“Therefore, just as sin entered the world through one man, and death through sin, and in this way death came to all people, because all sinned.” (Romans 5:12)
Recently, on a solo road trip that was supposed to go smoothly but got complicated by snow, I witnessed a roll-over accident. In the slippery conditions inherent to Midwest winters, a driver lost control on a patch of ice. The person rolled their vehicle into the ditch and up into oncoming traffic. Right in front of my eyes.
Feeling the panic growing in my chest, I pulled off at the next exit and got my vehicle safely to the side of the road. Once in park, I completely lost it. I called 911 to make sure first responders were on their way, and then I sobbed over the phone to my husband. After several minutes of crying and shaking uncontrollably, I was calm enough to drive again. But, when I think about this, I still find myself shaking.
Unexpected or Expected… It Still Hurts
Why is it that events like this shake us to our core? Mass shootings make us hold our loved ones tight. Natural disasters make our hearts ache for those who lose their homes, or worse. Funerals are full of tears for those mourning those who have died. Whether it’s an expected loss or sudden, it still hits us like a ton of bricks. But why?
I think it comes down to one idea: this was never the way it was supposed to be.
It Was Supposed to be Good, But Now It’s Not
At the start of the book of Genesis, God creates everything in the Heavens and on Earth, including people. And how does that go? God saw all that he had made, and it was very good. And there was evening, and there was morning—the sixth day (Genesis 1:31). It was all good!
But then, enter the serpent. You probably know the story, but things turned sour when Adam and Eve ate from the Tree of the Knowledge of Good and Evil. They had ONE command from God that was for their own good. As Pastor Steven Furtick explains, “The first command God gave to Adam and Eve was not of limitation but of liberation“.1 God was freeing them from the consequences of what they would know if they ate from this tree.

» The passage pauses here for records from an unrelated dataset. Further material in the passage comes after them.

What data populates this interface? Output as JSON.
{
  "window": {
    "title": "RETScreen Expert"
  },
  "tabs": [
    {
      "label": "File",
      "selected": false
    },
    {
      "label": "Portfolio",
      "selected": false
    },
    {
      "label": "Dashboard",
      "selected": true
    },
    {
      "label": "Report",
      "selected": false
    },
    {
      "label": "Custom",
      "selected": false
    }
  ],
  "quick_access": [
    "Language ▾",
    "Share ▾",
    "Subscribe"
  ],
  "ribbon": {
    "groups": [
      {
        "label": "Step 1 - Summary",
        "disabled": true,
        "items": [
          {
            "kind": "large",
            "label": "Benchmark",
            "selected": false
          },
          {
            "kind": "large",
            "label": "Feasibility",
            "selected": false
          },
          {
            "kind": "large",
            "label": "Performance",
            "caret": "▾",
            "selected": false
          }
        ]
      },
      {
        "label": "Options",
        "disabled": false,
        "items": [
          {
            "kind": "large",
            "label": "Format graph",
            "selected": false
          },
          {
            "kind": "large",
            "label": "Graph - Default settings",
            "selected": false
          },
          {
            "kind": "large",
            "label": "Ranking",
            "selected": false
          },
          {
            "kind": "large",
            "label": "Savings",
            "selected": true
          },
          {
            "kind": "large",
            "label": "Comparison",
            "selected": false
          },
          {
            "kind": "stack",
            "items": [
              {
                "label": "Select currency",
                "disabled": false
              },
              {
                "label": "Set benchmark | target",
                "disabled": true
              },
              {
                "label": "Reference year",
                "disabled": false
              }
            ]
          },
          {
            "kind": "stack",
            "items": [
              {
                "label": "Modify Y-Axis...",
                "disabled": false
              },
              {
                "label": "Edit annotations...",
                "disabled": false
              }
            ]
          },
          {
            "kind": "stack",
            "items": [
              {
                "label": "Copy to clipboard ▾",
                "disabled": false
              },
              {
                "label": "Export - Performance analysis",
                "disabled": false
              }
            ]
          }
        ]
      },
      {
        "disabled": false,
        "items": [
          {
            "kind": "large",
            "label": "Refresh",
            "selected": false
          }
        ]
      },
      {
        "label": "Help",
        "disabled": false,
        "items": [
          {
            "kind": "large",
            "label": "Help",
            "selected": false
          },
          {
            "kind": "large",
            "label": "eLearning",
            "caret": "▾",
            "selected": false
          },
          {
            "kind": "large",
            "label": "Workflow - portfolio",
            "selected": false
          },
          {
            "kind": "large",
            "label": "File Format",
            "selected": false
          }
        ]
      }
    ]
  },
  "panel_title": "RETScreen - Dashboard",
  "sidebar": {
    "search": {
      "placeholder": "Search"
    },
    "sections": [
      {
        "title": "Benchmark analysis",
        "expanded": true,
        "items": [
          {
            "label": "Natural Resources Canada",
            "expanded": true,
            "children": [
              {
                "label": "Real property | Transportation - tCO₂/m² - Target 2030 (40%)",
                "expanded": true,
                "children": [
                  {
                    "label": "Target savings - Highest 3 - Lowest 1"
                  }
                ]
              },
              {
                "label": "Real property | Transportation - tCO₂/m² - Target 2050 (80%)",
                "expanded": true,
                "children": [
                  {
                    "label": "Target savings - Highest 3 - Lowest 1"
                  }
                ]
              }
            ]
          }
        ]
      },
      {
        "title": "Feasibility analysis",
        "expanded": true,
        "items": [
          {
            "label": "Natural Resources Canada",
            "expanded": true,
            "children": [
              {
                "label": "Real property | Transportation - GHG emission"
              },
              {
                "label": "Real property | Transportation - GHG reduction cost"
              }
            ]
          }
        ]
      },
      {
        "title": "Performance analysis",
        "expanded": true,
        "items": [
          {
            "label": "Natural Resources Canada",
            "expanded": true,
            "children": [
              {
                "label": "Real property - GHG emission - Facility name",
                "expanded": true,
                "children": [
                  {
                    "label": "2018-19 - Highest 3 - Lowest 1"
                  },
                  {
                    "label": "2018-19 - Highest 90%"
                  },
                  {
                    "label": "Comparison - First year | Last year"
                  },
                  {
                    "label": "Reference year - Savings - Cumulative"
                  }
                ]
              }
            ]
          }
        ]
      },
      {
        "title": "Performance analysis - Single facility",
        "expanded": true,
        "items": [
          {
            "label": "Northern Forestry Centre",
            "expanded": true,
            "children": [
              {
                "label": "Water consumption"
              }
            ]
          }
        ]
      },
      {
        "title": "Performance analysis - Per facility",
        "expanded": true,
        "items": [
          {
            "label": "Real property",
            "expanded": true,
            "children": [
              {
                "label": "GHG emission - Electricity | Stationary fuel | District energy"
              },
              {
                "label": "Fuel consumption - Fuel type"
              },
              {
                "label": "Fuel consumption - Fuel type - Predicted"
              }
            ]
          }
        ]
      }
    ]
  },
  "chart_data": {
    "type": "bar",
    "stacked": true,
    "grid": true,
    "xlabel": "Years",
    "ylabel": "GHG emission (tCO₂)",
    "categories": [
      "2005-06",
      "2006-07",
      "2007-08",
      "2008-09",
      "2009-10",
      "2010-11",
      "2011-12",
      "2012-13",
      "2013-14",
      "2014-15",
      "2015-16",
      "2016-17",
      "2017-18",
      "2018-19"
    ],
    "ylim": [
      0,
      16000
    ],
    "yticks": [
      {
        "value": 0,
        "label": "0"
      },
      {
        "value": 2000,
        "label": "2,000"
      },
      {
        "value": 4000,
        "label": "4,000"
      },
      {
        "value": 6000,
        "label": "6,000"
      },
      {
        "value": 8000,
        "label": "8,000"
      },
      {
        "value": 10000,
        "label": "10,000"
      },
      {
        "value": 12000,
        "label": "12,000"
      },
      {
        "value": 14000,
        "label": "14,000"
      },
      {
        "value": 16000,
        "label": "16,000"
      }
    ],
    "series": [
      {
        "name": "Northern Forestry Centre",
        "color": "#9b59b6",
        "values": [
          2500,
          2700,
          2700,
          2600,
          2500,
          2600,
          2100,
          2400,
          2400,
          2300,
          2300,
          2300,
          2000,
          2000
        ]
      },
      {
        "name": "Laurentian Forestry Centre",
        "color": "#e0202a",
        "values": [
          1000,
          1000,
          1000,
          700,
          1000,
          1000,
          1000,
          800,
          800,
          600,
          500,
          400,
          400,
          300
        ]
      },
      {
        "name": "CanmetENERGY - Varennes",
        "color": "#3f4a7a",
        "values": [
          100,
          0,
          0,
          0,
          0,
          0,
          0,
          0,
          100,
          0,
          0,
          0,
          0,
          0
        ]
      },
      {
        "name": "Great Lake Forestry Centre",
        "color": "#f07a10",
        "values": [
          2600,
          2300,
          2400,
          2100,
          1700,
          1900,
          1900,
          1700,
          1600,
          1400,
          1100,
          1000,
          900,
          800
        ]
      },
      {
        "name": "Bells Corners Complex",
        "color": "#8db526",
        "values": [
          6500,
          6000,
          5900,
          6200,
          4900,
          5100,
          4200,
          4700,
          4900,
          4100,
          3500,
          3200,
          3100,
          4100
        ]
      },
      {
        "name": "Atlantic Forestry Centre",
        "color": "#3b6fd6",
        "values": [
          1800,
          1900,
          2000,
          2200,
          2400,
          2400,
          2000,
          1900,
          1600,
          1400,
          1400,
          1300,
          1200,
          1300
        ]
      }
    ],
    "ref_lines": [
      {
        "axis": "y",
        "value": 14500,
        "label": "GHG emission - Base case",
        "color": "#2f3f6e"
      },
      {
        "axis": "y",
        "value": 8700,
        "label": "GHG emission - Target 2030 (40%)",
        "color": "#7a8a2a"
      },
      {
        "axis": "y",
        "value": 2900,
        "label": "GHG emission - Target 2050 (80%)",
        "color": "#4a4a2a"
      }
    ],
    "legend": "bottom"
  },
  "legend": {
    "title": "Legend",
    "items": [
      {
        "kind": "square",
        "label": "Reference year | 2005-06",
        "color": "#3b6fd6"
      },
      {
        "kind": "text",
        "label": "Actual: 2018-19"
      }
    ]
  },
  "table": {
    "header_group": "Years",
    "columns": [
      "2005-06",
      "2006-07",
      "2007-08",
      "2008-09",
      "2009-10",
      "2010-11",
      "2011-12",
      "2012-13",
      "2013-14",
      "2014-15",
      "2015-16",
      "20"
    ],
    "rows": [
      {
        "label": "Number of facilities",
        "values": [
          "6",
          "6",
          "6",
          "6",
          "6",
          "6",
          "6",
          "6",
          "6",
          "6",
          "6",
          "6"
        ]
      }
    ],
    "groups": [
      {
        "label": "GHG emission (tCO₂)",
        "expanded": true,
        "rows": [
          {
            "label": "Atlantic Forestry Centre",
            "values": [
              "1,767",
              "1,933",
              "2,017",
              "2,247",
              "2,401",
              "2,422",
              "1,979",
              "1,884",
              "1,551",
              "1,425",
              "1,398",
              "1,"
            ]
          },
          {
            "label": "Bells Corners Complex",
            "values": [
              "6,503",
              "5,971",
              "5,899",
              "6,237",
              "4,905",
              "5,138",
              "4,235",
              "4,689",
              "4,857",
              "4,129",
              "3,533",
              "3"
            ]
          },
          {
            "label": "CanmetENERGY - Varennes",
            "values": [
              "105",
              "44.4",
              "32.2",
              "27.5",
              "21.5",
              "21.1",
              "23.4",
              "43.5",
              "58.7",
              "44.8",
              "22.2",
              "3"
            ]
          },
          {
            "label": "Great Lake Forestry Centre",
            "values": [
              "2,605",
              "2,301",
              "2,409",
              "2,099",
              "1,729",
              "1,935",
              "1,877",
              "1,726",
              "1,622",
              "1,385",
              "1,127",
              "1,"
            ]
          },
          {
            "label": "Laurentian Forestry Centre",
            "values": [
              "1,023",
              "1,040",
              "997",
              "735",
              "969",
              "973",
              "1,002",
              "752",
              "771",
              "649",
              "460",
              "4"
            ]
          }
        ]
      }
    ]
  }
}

So now, with this fateful choice, God had to limit man’s time on earth: “By the sweat of your brow you will eat your food until you return to the ground, since from it you were taken; for dust you are and to dust you will return” (Genesis 3:19). Death wasn’t supposed to happen, but now it became the ultimate limitation for humanity.
As the Son of God and Son of Man, Jesus felt the weight of this sin long before he suffered death on the cross. Upon finding out that his friend Lazarus had died, John tells us, Jesus wept (John 11:35). Jesus had literally just finished telling Lazarus’ sister that he was going to raise Lazarus from the dead, and yet he cried at the sight of Lazarus’ tomb.
This part of scripture always baffled me. Jesus KNEW he was going to see his friend alive again in a matter of minutes, but he felt sadness anyway. I think it’s because it wasn’t the way things were supposed to be. Death and loss weren’t things his Father in Heaven had intended for humans to experience. And yet, because of sin, death is a reality we face throughout our lives.
Find Comfort in Jesus
When the first humans sinned against God, He didn’t just leave us to deal with the mess we’d made. Almost immediately, God assured Adam and Eve that He had a rescue plan for them: “And I will put enmity between [the serpent] and the woman, and between your offspring and hers; he will crush your head, and you will strike his heel” (Genesis 3:15). Jesus is the child of Eve who crushed the Devil, saving us from sin and death.
Just before Jesus was arrested, he told his disciples what was going to happen on the day we now know as Good Friday. And he comforted them with this: “I have told you these things, so that in me you may have peace. In this world you will have trouble. But take heart! I have overcome the world” (John 16:33). This message of encouragement from Jesus is for us too.
Not the Way It’ll Always Be
The book of Isaiah, a prophesy of the Savior Jesus, explains it like this: [Jesus] will swallow up death forever. The Sovereign Lord will wipe away the tears from all faces; he will remove his people’s disgrace from all the earth (Isaiah 25:8). As long as we’re on Earth before Jesus returns, things are going to be rough. We’ll face death, destruction, sadness, and anger.
But, Jesus was and is God’s rescue plan for us. Pastor Ben explains, “[When Jesus returns,] God is going to give us this life, but he is finally going to get all the stains out. All the ways that sin has stained this world will be eradicated. This world will be purified of death and crying and pain. The old way the world worked will pass away.”2
Things aren’t the way God intended them to be. But He used our sin, our messiness, and our weakness to display His mercy and grace through Jesus. When Jesus returns, all will be perfect again, just the way it was supposed to be.
1 Furtick, S. (2014.) Crash the Chatterbox. New York, NY: Multnomah Books. p. 51.
2 Sadler, B. (4 August 2019.) I’ll make everything new. Promises, Promises sermon series. Retrieved from https://victoryofthelamb.com/sermons/ill-make-everything-new/.